[[ EXCERPTED DATA open ]]
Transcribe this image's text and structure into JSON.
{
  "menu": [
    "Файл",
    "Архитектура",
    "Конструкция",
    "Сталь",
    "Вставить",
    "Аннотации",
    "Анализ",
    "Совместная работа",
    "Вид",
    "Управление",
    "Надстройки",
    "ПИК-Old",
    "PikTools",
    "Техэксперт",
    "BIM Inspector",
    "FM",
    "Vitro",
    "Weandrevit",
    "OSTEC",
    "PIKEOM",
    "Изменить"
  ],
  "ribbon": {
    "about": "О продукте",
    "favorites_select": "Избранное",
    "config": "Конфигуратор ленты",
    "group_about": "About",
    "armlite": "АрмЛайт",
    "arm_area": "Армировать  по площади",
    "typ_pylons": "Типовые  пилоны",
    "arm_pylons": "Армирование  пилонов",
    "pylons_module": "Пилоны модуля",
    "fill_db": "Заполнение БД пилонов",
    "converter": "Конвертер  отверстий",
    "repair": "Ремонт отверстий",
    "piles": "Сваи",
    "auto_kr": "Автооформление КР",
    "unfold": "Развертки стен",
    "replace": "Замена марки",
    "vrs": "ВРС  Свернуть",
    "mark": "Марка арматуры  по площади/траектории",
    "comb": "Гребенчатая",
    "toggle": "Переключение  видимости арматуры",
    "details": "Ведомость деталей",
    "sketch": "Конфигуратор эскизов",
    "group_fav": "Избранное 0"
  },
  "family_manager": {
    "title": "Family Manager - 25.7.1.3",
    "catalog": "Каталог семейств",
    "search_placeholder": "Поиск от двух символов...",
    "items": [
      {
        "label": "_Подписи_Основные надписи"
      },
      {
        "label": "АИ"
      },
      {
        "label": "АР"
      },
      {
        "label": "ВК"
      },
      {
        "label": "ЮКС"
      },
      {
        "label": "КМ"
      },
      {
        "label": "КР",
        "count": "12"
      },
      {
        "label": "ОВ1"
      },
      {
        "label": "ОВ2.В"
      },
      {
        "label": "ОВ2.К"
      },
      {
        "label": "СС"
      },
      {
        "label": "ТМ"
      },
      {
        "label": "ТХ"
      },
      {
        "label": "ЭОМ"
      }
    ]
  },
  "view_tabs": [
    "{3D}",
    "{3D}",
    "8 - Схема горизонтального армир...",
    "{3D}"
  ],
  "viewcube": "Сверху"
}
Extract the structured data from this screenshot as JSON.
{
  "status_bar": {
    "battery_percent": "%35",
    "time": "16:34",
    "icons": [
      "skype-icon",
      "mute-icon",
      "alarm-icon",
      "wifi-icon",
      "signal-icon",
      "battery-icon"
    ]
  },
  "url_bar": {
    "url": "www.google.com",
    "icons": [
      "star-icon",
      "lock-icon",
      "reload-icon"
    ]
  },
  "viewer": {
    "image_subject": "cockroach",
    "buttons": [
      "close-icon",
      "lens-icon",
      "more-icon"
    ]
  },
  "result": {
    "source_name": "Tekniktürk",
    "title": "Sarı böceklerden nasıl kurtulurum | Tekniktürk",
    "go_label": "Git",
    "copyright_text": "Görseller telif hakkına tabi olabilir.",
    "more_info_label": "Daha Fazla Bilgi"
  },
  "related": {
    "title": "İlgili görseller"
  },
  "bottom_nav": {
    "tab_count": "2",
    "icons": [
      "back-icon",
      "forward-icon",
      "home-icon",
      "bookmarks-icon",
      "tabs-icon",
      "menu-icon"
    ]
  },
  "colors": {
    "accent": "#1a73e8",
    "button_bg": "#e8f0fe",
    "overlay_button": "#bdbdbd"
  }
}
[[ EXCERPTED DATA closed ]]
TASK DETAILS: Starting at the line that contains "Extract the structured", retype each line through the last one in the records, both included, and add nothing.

TASK RESPONSE:
Extract the structured data from this screenshot as JSON.
{
  "status_bar": {
    "battery_percent": "%35",
    "time": "16:34",
    "icons": [
      "skype-icon",
      "mute-icon",
      "alarm-icon",
      "wifi-icon",
      "signal-icon",
      "battery-icon"
    ]
  },
  "url_bar": {
    "url": "www.google.com",
    "icons": [
      "star-icon",
      "lock-icon",
      "reload-icon"
    ]
  },
  "viewer": {
    "image_subject": "cockroach",
    "buttons": [
      "close-icon",
      "lens-icon",
      "more-icon"
    ]
  },
  "result": {
    "source_name": "Tekniktürk",
    "title": "Sarı böceklerden nasıl kurtulurum | Tekniktürk",
    "go_label": "Git",
    "copyright_text": "Görseller telif hakkına tabi olabilir.",
    "more_info_label": "Daha Fazla Bilgi"
  },
  "related": {
    "title": "İlgili görseller"
  },
  "bottom_nav": {
    "tab_count": "2",
    "icons": [
      "back-icon",
      "forward-icon",
      "home-icon",
      "bookmarks-icon",
      "tabs-icon",
      "menu-icon"
    ]
  },
  "colors": {
    "accent": "#1a73e8",
    "button_bg": "#e8f0fe",
    "overlay_button": "#bdbdbd"
  }
}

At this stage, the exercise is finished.